I was listening to the latest Cracked podcast, which is about social class. We're not talking socioeconomic class, mind you, though money certainly informs the class system. But here it's more about your values system—the things you consider important, the ways you behave, etc.
What interested me is a discussion of transitioning from one class to another. In order to do so, you have to "pass" as the class you want to join. And their customs are different, their behaviors are different. This is where we get the whole, "Dress for the job you want" thing. Or "fake it 'til you make it."
Now, I come from a place where "to pass" means something else. It's about the color of your skin. But I guess this is not so different, really. It's taking into account more than your skin color, or maybe that doesn't matter at all. (The Cracked podcast goes into that pretty extensively as well, so go listen if you want to delve.)
It's the stuff of stories—movies—some kid from the bad part of town making good for himself. Horatio Alger. But what is interesting, per Cracked, is that not everyone is looking to change their social class. They look down on those of a lower class than them, but they're equally distrusting and dismissive of anyone above them. To them, they are in the perfect spot. Not everyone is an ambitious climber of the social ladder.
And then, of course, come the discussions of how difficult it can be to change class even if you want to. You need certain opportunities, which usually comes through networking or money, etc.
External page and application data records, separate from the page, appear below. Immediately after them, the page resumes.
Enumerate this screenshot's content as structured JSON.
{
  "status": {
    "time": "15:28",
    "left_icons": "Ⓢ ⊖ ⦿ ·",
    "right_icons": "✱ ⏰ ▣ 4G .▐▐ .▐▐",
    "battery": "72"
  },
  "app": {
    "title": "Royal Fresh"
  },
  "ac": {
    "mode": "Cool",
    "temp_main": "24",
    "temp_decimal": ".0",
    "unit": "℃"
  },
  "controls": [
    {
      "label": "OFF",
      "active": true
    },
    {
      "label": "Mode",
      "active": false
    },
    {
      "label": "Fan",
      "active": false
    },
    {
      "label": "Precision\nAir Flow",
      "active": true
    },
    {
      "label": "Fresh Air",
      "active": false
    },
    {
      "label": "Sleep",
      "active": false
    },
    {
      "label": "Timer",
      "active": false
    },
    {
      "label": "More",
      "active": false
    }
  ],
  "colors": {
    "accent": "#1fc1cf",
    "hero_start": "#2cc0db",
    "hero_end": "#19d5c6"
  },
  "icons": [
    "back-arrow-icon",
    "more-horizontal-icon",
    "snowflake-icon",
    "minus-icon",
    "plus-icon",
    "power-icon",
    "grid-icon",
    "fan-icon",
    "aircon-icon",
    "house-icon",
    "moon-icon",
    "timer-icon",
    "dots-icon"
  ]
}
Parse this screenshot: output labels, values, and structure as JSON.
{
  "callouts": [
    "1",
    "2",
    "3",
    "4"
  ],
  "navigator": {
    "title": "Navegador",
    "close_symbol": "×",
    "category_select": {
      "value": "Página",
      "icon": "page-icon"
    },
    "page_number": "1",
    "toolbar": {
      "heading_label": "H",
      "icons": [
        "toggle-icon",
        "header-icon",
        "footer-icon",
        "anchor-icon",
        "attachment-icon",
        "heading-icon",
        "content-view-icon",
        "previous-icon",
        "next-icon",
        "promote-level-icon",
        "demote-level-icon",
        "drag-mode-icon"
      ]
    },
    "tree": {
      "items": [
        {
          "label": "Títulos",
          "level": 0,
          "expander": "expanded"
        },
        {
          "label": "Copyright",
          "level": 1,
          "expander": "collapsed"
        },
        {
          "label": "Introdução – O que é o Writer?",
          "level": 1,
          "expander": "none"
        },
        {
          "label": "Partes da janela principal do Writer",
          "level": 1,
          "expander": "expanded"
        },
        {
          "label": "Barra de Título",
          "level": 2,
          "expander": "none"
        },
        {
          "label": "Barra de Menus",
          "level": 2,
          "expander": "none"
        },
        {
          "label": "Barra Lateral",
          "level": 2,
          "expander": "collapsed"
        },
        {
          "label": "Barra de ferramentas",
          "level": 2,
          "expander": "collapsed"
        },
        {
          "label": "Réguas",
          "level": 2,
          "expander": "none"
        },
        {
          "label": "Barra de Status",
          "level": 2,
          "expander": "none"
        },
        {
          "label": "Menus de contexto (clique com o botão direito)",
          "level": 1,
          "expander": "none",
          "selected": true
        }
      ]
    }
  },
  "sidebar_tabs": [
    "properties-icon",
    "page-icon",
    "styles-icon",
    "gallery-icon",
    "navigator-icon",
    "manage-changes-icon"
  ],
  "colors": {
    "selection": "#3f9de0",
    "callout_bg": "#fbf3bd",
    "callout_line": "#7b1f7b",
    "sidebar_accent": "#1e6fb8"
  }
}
All this caused me to reflect on my own life journey. I grew up middle class, at least for where we lived (and that makes a difference, too). We had enough but not a lot of extras. My parents had both served in the military and gone on to community college but nothing more than that. They were bizarrely surprised when I announced I expected to go to university. As if it hadn't occurred to them I would, yet to me it had always seemed like a given.
Maybe I should ask them what they thought I was going to do. They never actually said. Though we were a tight clan (it was just the three of us), my parents were pretty hands off. They weren't into guiding or influencing me (outside of religion, which is another topic entirely). My parents were kind of like: ::shrug:: "Whatever."
Which isn't to say they didn't care! They just weren't energetic about it. They had faith in my ability to figure stuff out.
And then I went to grad school, and that put me on another tier entirely. I mean, it was different enough that I had a 4-year degree, but then a Master's too?
So I'm wondering: Did I change classes? If so, when? How? Why?
Are my values different from those I grew up with? Yes, in many ways. Moving away from home was probably the big game changer. Dealing with the day-to-day realities of being a grown-up, navigating and negotiating the world . . . And my world became very different from the one I'd lived in before. For one thing, I moved away from the conservative, Republican roots and grew more liberal. That alone is a completely different perspective and set of values. And yes, I also grew away from the religious aspect of my upbringing, which I know makes my parents very sad. But I couldn't reconcile some of my newly acquired values with those being preached by the religious right. I had to make a decision there, though I don't know if it was a conscious one. I do clearly recall my knee-jerk reaction when Massachusetts granted marriage equality. I was living in MA at the time, and at first that deep-seated belief from my childhood rose up and I thought, "Oh no! That can't be right! Marriage is a man and a woman." But then I literally stopped myself—I was walking through Boston Common on the way home from work, and I stopped in my tracks—and I made myself look at that thought. I parsed it. And realized I was conflating a religious view with a social justice view. So I separated church and state in my mind and after reflecting on it decided it was right that there be marriage equality. Churches aside, from a social values point of view, equality made complete sense to me.
But there was a time and place in my life where I wouldn't have stopped to ask myself those questions. So yes, my values have changed. And whether that moves me into a different class, I don't know. It's funny because we talk about "upper" and "lower" class (and again, the Cracked podcast talks about the use of these terms too), but is it possible to make a lateral move? And is there something adaptive about some people that allows them to change versus people who stubbornly cling to their class and values and beliefs? Is there a gene for open-mindedness?
Socially, "passing" means wearing the right labels or whatever. Or pointedly not buying in if you think people who wear designer clothes are schmucks. In media, you can tell what class a film is aimed at based on who they make fun of. So maybe what you find funny says something about your class and values.
I don't know if there's a point to this post. I'm not drawing any conclusions. I just find it an interesting topic, one I was able to directly identify with.